[Problem to work on]
Copy out all lines from the entries below in which "domain" occurs.

[Exercise data]

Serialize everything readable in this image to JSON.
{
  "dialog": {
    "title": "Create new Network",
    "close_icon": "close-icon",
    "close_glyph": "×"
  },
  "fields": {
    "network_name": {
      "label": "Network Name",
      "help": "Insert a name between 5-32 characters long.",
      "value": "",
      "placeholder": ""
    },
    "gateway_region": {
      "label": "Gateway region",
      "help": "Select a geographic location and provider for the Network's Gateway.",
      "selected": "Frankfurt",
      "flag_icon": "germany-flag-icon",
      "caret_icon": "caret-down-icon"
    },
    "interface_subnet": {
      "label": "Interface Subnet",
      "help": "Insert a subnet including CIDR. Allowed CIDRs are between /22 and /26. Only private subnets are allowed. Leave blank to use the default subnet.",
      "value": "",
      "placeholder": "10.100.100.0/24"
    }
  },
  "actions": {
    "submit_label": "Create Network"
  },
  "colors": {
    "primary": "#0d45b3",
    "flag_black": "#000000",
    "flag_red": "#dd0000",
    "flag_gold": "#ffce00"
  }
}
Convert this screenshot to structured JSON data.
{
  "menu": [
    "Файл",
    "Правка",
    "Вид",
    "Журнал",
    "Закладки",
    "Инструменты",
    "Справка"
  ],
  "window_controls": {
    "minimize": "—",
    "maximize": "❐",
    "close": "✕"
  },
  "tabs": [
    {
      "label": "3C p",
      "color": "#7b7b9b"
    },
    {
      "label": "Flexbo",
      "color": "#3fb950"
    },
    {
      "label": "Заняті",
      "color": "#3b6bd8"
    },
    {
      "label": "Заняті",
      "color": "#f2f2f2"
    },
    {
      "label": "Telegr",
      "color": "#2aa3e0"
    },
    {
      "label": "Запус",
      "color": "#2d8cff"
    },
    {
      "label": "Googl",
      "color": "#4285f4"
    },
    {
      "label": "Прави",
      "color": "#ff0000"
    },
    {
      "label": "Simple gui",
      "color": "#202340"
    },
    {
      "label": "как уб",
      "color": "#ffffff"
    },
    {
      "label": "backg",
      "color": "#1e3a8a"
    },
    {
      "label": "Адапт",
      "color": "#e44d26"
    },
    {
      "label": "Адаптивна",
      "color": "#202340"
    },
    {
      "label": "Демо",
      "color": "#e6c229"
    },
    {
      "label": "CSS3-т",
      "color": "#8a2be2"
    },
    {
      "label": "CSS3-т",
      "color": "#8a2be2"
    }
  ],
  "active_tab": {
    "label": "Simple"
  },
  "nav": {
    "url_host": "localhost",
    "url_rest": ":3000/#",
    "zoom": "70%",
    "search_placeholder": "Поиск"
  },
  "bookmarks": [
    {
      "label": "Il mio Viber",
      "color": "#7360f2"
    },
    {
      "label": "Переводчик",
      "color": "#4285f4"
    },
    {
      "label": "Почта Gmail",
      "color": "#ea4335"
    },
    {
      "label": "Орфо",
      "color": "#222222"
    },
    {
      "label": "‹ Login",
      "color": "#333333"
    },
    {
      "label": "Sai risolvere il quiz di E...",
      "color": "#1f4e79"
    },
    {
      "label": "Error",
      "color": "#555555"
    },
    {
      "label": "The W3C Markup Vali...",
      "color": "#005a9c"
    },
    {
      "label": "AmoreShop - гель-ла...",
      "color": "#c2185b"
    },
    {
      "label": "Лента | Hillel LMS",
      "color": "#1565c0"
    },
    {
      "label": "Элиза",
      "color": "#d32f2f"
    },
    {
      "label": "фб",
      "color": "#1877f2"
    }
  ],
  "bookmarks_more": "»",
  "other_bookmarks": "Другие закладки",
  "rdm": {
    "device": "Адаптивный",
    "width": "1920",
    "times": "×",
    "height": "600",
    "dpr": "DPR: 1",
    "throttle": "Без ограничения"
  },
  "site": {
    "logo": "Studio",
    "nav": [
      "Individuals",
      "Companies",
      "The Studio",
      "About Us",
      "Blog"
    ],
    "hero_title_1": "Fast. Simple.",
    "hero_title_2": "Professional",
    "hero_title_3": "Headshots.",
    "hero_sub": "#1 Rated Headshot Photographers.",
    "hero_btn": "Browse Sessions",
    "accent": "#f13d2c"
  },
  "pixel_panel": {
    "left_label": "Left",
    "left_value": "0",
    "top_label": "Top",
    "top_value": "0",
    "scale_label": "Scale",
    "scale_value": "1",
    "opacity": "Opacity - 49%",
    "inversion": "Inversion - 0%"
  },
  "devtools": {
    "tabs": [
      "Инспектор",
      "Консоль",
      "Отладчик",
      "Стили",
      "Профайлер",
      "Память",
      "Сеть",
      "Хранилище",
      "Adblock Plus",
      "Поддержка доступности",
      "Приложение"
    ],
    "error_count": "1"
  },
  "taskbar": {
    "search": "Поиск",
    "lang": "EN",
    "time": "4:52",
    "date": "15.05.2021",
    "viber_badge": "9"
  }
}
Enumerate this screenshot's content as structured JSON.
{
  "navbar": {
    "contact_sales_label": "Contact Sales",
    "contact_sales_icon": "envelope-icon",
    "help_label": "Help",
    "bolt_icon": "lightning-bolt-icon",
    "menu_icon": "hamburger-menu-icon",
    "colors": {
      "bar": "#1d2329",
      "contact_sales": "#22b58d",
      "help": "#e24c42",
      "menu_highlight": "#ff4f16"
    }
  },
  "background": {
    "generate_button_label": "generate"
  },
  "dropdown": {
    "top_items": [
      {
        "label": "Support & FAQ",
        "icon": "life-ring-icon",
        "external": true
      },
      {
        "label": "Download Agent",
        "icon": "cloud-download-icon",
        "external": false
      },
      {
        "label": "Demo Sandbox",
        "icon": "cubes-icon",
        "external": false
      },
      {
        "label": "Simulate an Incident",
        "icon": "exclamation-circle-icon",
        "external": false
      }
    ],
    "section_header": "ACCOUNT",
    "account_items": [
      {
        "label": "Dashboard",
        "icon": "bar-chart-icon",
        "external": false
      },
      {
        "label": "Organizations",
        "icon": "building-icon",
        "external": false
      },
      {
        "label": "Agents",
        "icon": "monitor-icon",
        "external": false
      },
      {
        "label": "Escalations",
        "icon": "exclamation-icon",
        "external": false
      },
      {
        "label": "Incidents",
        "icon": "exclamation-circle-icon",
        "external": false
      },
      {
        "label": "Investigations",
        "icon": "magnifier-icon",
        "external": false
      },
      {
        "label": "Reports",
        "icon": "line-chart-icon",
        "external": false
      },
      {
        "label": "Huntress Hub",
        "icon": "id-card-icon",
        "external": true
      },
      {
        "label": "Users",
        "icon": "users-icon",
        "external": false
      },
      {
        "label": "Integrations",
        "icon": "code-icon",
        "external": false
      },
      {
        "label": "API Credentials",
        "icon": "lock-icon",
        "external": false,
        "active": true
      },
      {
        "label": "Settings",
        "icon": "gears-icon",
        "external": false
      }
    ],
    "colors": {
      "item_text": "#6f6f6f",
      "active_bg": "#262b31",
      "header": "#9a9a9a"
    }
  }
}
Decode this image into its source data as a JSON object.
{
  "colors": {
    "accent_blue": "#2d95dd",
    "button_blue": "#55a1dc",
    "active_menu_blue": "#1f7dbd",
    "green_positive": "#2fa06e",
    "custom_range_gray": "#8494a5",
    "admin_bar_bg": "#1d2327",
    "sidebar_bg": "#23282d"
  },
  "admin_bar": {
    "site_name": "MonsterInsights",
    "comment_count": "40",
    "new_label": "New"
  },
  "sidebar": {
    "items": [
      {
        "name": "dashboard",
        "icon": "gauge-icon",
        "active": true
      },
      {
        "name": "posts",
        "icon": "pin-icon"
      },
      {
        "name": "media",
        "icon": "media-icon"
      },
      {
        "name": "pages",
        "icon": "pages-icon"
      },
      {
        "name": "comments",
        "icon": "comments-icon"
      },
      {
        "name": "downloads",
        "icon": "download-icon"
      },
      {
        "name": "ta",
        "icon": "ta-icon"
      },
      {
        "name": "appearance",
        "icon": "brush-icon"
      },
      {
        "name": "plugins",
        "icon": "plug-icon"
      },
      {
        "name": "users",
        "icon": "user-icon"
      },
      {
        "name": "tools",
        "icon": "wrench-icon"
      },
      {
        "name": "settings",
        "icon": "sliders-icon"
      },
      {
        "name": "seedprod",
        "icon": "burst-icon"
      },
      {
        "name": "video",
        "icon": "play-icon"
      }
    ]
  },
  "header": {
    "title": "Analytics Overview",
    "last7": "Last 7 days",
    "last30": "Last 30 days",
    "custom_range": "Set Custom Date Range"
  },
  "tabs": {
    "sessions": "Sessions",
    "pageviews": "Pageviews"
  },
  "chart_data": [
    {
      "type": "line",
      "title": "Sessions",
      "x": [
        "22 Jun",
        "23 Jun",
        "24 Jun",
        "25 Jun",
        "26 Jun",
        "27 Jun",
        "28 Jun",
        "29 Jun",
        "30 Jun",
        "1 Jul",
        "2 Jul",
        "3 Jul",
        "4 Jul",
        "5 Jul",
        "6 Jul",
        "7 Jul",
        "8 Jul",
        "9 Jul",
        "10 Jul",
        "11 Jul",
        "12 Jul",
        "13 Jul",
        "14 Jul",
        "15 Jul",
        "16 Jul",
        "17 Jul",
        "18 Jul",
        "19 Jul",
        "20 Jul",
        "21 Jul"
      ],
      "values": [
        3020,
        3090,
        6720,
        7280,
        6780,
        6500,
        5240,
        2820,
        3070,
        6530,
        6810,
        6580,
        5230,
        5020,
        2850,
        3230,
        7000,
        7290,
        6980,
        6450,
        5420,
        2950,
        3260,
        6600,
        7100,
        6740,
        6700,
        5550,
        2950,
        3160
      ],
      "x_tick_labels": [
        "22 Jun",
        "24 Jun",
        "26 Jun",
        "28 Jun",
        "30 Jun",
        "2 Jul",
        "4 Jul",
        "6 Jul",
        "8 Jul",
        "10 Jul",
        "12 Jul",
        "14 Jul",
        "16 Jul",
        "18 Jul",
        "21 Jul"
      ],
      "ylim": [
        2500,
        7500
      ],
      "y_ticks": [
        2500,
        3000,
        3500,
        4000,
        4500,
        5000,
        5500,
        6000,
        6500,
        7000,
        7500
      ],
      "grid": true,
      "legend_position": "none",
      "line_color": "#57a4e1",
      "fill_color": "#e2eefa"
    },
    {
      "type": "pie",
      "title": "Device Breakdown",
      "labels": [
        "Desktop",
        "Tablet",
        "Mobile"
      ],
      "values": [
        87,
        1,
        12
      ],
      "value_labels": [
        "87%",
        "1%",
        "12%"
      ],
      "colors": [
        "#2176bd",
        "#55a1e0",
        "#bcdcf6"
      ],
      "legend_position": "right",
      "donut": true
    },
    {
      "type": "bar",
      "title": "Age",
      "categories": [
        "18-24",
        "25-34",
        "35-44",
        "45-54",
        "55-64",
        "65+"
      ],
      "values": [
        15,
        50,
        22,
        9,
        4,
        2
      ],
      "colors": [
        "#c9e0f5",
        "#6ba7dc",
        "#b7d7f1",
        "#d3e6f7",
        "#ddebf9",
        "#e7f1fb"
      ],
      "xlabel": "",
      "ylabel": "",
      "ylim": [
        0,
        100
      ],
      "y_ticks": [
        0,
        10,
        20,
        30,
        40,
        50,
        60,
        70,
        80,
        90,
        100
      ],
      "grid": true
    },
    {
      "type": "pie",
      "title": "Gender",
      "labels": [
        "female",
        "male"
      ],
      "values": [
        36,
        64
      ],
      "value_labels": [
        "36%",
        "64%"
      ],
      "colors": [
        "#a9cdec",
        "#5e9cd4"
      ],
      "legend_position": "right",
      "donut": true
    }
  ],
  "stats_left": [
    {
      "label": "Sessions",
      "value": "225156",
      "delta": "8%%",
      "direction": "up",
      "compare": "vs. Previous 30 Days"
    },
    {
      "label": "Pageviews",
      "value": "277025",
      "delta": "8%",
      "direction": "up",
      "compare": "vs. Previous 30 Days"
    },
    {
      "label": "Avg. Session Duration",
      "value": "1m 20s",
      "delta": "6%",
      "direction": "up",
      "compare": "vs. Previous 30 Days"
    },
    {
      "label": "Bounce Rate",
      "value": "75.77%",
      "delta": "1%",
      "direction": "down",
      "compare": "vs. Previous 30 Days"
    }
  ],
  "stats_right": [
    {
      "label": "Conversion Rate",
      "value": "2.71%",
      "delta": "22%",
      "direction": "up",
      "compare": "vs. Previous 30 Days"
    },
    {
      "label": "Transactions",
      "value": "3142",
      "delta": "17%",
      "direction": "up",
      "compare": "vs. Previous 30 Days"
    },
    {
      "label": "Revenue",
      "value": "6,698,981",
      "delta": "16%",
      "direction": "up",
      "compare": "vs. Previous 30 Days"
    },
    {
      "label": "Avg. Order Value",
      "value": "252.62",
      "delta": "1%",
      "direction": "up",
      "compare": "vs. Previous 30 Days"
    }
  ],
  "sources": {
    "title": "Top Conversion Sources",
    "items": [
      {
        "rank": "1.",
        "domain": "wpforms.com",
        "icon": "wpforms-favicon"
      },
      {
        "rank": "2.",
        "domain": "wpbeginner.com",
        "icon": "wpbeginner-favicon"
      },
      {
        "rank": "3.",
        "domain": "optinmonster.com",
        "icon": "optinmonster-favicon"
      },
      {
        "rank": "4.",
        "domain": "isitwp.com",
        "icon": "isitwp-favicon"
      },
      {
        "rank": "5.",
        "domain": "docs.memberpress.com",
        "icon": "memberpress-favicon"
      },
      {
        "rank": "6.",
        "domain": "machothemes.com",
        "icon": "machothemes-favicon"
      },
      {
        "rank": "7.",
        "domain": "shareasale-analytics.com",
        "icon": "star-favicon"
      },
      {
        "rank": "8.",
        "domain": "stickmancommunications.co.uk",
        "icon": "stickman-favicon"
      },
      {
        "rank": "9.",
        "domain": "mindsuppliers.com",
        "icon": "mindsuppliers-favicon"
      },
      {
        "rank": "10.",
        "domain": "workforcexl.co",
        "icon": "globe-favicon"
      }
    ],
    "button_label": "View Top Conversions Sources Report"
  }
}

[Response to this task]
        "domain": "wpforms.com",
        "domain": "wpbeginner.com",
        "domain": "optinmonster.com",
        "domain": "isitwp.com",
        "domain": "docs.memberpress.com",
        "domain": "machothemes.com",
        "domain": "shareasale-analytics.com",
        "domain": "stickmancommunications.co.uk",
        "domain": "mindsuppliers.com",
        "domain": "workforcexl.co",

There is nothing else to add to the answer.